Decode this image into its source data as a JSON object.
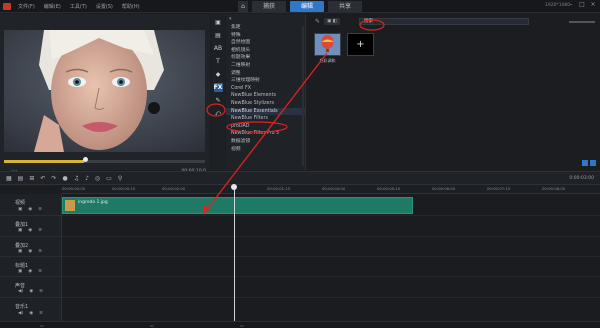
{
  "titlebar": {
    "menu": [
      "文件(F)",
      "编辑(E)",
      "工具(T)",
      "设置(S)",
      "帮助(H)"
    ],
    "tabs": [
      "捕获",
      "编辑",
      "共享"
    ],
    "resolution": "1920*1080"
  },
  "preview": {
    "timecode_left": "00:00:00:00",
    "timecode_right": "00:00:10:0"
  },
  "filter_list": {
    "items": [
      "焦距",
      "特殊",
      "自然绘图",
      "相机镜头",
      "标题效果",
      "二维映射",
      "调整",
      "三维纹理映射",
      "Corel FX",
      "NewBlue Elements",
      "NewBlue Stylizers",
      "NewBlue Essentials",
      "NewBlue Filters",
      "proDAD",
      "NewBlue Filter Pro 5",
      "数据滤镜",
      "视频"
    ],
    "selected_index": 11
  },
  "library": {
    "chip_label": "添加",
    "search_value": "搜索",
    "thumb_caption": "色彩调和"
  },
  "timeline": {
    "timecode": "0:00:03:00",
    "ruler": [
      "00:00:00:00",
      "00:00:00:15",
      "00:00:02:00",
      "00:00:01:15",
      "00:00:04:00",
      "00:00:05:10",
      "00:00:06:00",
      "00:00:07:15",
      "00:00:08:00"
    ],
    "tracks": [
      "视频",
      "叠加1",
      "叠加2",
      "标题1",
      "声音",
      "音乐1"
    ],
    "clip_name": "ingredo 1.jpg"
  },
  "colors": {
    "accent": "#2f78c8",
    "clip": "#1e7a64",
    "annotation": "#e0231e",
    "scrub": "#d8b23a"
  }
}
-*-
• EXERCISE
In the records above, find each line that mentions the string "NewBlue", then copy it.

• ANSWER TO THE PROBLEM
      "NewBlue Elements",
      "NewBlue Stylizers",
      "NewBlue Essentials",
      "NewBlue Filters",
      "NewBlue Filter Pro 5",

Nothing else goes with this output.